Big data; Visualization; Parameterization; Filtering; Digitized Work; Human computer interaction (HCI)
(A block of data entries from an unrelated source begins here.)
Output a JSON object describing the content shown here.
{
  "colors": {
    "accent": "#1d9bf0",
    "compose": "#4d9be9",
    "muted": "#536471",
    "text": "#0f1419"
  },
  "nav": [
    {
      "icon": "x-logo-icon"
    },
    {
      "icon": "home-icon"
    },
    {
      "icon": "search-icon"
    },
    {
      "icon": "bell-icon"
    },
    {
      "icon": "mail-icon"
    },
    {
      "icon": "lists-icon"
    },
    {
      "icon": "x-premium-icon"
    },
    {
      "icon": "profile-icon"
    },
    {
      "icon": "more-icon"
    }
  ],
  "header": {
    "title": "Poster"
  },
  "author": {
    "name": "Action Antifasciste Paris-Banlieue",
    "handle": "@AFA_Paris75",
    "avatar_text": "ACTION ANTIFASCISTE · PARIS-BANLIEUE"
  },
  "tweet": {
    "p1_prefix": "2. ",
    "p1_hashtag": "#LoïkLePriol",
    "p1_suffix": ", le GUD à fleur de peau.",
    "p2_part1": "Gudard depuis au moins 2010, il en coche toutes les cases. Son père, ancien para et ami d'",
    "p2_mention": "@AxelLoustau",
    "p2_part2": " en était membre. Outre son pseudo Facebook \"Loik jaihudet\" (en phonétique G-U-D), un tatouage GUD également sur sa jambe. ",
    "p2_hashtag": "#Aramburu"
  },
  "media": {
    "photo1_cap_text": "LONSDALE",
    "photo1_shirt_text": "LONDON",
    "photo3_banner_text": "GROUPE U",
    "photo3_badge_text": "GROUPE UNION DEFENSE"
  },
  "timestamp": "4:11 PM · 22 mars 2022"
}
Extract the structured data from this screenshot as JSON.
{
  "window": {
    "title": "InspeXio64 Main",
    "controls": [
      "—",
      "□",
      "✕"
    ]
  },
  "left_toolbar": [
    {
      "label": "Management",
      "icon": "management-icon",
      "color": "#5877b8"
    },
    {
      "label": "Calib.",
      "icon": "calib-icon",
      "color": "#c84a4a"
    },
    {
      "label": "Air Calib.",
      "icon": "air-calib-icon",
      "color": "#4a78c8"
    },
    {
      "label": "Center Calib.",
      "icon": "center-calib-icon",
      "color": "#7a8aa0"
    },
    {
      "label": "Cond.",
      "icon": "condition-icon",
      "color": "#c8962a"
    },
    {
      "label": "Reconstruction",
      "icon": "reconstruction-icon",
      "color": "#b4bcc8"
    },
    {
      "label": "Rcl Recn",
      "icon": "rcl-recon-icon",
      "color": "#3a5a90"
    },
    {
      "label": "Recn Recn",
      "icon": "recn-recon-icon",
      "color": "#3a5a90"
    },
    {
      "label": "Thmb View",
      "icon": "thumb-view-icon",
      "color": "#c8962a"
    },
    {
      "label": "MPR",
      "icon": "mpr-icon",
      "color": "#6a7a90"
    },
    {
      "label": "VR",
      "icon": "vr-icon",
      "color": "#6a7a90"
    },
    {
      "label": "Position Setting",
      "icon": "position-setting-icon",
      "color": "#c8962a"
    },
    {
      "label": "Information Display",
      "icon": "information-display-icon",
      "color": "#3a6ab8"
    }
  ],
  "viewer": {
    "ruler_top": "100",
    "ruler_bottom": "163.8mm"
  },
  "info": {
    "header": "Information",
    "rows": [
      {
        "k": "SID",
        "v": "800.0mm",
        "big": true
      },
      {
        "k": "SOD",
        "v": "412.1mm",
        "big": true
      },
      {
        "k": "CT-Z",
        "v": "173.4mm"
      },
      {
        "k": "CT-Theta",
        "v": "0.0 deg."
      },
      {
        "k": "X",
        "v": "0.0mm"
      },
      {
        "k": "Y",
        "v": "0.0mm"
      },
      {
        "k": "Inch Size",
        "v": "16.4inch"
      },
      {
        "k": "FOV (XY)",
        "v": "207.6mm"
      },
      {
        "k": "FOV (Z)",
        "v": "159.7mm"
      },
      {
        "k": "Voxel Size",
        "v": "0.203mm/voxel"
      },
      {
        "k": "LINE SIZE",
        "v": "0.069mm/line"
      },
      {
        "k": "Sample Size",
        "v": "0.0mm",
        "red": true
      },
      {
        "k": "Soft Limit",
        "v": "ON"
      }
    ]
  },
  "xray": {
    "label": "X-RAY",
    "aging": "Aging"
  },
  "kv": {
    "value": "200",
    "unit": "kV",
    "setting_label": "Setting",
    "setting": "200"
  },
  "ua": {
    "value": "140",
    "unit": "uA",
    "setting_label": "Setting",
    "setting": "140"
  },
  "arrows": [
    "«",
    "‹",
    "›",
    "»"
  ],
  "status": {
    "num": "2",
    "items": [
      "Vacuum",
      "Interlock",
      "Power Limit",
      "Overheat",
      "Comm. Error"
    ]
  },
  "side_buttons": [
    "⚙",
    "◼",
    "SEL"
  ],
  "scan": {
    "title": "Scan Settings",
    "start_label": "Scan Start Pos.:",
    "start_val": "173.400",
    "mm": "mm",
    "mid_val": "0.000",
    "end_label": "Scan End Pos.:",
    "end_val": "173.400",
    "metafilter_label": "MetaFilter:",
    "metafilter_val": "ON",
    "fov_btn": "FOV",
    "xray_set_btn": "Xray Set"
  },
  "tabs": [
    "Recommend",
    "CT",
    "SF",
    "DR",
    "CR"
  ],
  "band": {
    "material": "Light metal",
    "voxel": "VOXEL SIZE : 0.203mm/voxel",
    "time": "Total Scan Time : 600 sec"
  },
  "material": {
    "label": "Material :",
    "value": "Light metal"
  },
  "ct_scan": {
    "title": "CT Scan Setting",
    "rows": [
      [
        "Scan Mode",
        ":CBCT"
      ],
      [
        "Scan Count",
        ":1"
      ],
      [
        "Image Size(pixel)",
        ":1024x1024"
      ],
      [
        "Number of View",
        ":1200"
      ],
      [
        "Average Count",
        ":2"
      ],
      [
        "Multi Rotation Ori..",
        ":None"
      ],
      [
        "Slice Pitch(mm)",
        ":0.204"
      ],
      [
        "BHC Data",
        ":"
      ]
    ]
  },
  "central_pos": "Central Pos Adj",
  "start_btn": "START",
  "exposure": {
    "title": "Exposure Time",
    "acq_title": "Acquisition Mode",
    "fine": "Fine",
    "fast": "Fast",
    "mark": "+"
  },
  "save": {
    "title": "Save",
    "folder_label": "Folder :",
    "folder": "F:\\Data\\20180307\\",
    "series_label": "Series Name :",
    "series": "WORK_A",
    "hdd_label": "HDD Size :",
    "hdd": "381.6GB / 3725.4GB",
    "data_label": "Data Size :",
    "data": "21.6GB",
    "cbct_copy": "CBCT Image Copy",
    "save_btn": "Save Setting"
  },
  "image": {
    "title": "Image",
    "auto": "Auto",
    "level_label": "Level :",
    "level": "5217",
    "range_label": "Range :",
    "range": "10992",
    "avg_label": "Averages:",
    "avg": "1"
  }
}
The last few decades brought upon a technological revolution that has been generating data by users with an ever increasing variety of digital devices, resulting in such an incredible volume of data, that we are unable to make any sense of it any more. One solution to decrease the required execution time of these algorithms would be the preprocessing of the data by sampling it before starting the exploration process. That indeed does help, but one issue remains when using the available Machine Learning and Data Mining algorithms: they all have parameters. That is a big problem for most users, because a lot of these parameters require expert knowledge to be able to tune them. Even for expert users a lot of the parameter configurations highly depend on the data. In this work we will present a system that tackles that data exploration process from the angle of parameter space exploration. Here we use the active learning approach and iteratively try to query the user for their opinion of an algorithm execution. For that an end-user only has to express a preference for algorithm results presented to them in form of a visualisations. That way the system is iteratively learning the interest of the end-user, which results in good parameters at the end of the process. A good parametrisation is obviously very subjective here and only reflects the interest of an user. This solution has the nice ancillary property of omitting the requirement of expert knowledge when trying to explore an data set with Data Mining or Machine Learning algorithms. Optimally the end-user does not even know what kind of parameters the algorithms require.